[Recorded data]

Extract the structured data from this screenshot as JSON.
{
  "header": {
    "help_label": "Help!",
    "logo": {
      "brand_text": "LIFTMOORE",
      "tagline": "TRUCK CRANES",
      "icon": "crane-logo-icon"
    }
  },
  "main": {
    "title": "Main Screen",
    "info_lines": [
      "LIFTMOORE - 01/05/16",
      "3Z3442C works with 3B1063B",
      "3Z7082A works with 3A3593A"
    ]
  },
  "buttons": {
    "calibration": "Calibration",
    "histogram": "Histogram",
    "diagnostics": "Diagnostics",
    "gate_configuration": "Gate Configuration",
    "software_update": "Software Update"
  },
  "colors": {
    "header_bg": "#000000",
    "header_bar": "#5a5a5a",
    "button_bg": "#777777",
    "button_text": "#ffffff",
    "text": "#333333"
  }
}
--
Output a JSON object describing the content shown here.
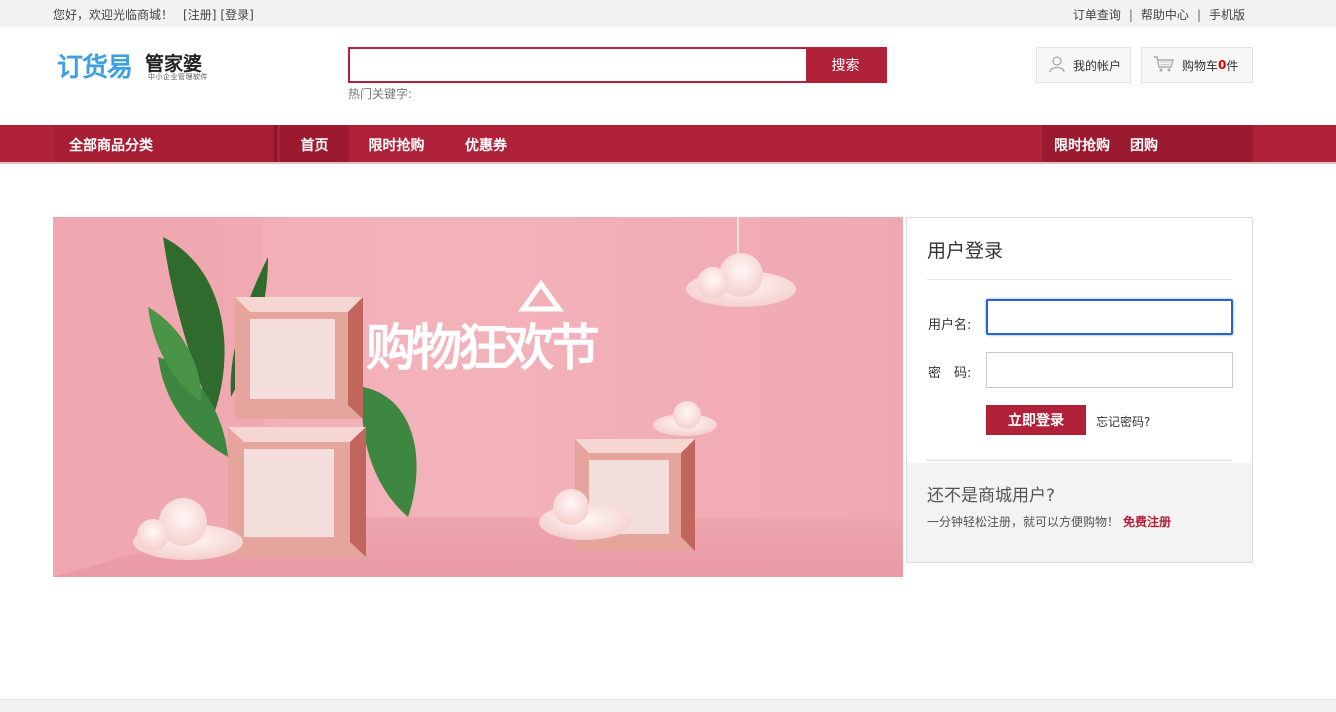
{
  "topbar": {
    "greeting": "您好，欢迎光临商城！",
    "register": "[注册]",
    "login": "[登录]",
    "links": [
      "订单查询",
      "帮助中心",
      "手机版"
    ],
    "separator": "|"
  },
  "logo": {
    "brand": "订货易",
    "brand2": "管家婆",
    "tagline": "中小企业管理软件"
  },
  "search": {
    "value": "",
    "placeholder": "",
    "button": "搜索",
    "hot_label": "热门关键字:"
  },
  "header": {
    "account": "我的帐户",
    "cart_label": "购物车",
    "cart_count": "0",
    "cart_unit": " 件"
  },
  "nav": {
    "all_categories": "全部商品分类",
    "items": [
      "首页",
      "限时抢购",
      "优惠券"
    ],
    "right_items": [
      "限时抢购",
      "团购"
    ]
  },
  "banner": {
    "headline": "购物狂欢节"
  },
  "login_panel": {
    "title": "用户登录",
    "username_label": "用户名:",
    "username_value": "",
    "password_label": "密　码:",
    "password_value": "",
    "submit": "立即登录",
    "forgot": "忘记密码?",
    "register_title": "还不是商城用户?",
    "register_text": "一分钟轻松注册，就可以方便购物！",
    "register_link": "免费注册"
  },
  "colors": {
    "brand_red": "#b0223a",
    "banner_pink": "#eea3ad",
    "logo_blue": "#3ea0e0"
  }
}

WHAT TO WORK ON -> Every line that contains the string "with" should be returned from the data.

SOLUTION FOR THIS PROBLEM ->
      "3Z3442C works with 3B1063B",
      "3Z7082A works with 3A3593A"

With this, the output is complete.